I believe that this longing will always be there, in some manifestation. This isn’t because we wish for the financial and leisure privilege that makes travel easy and enriching. Instead, it’s because creativity and community are intertwined. Community is necessary for our work to have life beyond our own pages or computer screens. We need others to celebrate and consume our work. It’s that longing for community that birthed the Harlem Renaissance itself, and continues to inspire movements across art and activism today.
Racism and discrimination exist in both worlds, but Black art was never about centralizing our stories within white gazes. It was about reclamation, and discovering a world where creativity and perseverance reigned rather than ignorance. There is a pressure now for Black creatives to embody worldliness and wisdom without necessarily having the scope of travel to shape that viewpoint. And that pressure stems from ugly discrimination which, at its core, is set on having us remain shackled to its system. But we are more than that. In choosing creativity, we’ve already taken the first steps toward transcending to something beyond the smallness of our lives. And that’s without the need to take a step anywhere on the outside.
For many creatives of color, community and family are paramount connections that we can never hope to shake. They are just as important to us as our individual identities. And our communities go beyond the borders of any one country; stories by Black creatives aren’t limited to the tragedies on American soil.
In today’s artistic climate, however, we have a new outlet for these restrictions. Social media gives us hyperawareness of global issues, yet it’s easy for those in the Western world to remain closed off from our connection to the rest of the world.
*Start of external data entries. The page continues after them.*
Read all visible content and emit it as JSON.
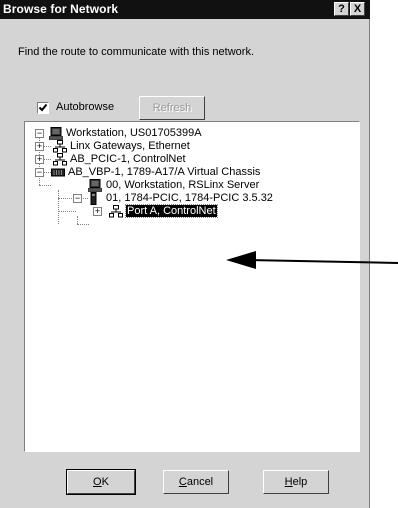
{
  "window": {
    "title": "Browse for Network",
    "help_button": "?",
    "close_button": "X"
  },
  "prompt": "Find the route to communicate with this network.",
  "autobrowse": {
    "label": "Autobrowse",
    "checked": true
  },
  "refresh_label": "Refresh",
  "tree": [
    {
      "label": "Workstation, US01705399A",
      "icon": "workstation-icon",
      "expander": "minus"
    },
    {
      "label": "Linx Gateways, Ethernet",
      "icon": "network-icon",
      "expander": "plus"
    },
    {
      "label": "AB_PCIC-1, ControlNet",
      "icon": "network-icon",
      "expander": "plus"
    },
    {
      "label": "AB_VBP-1, 1789-A17/A Virtual Chassis",
      "icon": "chassis-icon",
      "expander": "minus"
    },
    {
      "label": "00, Workstation, RSLinx Server",
      "icon": "workstation-icon",
      "expander": "none"
    },
    {
      "label": "01, 1784-PCIC, 1784-PCIC 3.5.32",
      "icon": "module-icon",
      "expander": "minus"
    },
    {
      "label": "Port A, ControlNet",
      "icon": "network-icon",
      "expander": "plus",
      "selected": true
    }
  ],
  "buttons": {
    "ok_mnemonic": "O",
    "ok_rest": "K",
    "cancel_mnemonic": "C",
    "cancel_rest": "ancel",
    "help_mnemonic": "H",
    "help_rest": "elp"
  },
  "colors": {
    "titlebar": "#111111",
    "dialog": "#d4d4d4",
    "selection": "#000000"
  }
}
And with this hyperawareness of tragedy across foreign regions, is it even possible for Black creatives to find solace in a physical place like the artists of the past did in Paris?
The idea of a central, physical landmark to continue where the Harlem Renaissance left off — a new Paris for today’s Black artists — is inspiring. But I think in contemporary society, we have transcended past a physical place. The world has changed — even these places once seen as utopian retreats can fall victim to tragedy. However, by evolving our connections to utilize the tools we have at our disposal, we can begin to shift it in ways that creatives who came before us wouldn’t have imagined.
In short, the contemporary Black creative finds their community in the web connected digitally, not physically. And that in itself is a radical act.